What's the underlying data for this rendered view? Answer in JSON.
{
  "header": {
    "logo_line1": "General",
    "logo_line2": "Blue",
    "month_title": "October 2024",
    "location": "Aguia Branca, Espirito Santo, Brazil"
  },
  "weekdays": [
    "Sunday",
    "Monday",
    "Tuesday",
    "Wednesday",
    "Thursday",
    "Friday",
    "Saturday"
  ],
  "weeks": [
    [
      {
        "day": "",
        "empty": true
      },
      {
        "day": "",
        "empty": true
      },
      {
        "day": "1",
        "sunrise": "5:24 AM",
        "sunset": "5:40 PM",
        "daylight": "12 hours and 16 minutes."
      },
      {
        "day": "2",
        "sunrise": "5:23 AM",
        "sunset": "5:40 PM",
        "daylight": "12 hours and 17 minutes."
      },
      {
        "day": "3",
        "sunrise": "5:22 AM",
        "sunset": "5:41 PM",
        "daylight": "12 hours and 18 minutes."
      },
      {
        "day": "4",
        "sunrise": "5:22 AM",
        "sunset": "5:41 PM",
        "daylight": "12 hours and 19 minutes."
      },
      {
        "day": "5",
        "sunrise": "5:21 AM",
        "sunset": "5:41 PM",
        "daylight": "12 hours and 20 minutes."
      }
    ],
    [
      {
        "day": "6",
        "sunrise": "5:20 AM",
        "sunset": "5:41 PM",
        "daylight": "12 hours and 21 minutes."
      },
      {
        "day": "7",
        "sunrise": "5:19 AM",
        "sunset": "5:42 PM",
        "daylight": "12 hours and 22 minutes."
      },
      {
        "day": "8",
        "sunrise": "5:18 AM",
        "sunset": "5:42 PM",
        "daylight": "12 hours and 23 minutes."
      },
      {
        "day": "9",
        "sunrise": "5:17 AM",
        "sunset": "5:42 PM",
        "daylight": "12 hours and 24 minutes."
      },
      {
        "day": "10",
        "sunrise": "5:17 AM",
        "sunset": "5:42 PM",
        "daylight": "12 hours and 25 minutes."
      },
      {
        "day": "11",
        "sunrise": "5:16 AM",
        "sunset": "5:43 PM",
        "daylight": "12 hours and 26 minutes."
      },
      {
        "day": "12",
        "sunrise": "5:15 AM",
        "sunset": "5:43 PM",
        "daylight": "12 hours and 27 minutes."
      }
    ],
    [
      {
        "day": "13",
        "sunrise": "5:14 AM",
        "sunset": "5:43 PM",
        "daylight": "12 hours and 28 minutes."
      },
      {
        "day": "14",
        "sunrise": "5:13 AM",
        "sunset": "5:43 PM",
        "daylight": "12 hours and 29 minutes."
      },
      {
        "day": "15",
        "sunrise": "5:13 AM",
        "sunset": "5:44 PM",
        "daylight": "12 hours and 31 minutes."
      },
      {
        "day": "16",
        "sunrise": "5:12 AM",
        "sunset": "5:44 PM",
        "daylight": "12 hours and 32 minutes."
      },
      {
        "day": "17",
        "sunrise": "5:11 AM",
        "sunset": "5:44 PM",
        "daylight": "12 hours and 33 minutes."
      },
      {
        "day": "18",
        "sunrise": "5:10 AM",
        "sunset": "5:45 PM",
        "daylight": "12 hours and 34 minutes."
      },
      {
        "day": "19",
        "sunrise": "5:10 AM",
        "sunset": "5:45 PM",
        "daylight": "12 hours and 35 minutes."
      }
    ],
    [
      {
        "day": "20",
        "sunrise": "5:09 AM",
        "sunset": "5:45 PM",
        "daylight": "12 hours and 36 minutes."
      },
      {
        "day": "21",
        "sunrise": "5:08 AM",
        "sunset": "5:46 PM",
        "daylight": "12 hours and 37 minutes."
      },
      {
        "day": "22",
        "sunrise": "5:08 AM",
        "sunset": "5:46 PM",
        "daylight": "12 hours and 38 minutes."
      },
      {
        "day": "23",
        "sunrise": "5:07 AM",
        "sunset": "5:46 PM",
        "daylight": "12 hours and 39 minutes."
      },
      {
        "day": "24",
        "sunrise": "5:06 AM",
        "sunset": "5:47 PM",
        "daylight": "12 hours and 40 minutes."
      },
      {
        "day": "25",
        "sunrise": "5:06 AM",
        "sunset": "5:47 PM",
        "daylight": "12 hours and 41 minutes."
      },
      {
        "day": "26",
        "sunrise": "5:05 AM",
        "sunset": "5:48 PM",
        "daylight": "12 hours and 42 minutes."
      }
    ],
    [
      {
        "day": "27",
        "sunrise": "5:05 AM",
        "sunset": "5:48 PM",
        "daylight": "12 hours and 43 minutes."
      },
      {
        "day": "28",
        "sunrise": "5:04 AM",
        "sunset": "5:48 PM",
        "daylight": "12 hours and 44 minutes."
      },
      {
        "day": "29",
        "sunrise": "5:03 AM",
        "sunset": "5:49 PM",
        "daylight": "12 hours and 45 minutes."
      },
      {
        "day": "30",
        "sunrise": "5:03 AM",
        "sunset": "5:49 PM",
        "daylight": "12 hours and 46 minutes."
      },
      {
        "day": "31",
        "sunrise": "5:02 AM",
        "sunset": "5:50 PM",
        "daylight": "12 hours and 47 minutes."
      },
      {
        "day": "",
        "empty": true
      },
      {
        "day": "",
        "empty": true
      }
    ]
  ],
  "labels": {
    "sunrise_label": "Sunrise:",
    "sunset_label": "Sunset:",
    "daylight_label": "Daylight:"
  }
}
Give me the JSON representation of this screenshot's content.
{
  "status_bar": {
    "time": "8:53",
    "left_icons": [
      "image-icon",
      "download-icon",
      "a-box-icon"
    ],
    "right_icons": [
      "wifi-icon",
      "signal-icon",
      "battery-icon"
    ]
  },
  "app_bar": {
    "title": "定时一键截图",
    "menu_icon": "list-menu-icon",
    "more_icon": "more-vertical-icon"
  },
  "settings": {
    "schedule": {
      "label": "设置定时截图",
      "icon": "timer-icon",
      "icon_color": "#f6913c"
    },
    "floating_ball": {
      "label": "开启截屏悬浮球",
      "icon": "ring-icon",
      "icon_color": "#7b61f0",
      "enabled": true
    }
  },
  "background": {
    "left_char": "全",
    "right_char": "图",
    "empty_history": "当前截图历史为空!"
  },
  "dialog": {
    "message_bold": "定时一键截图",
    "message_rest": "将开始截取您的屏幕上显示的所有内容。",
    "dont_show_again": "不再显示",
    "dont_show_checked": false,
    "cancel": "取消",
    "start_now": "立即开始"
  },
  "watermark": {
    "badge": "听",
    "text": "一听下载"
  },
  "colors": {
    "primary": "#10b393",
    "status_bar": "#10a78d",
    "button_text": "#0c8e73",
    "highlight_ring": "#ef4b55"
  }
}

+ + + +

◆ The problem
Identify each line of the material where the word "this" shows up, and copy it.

◆ Exercise output
What's the underlying data for this rendered view? Answer in JSON.
Give me the JSON representation of this screenshot's content.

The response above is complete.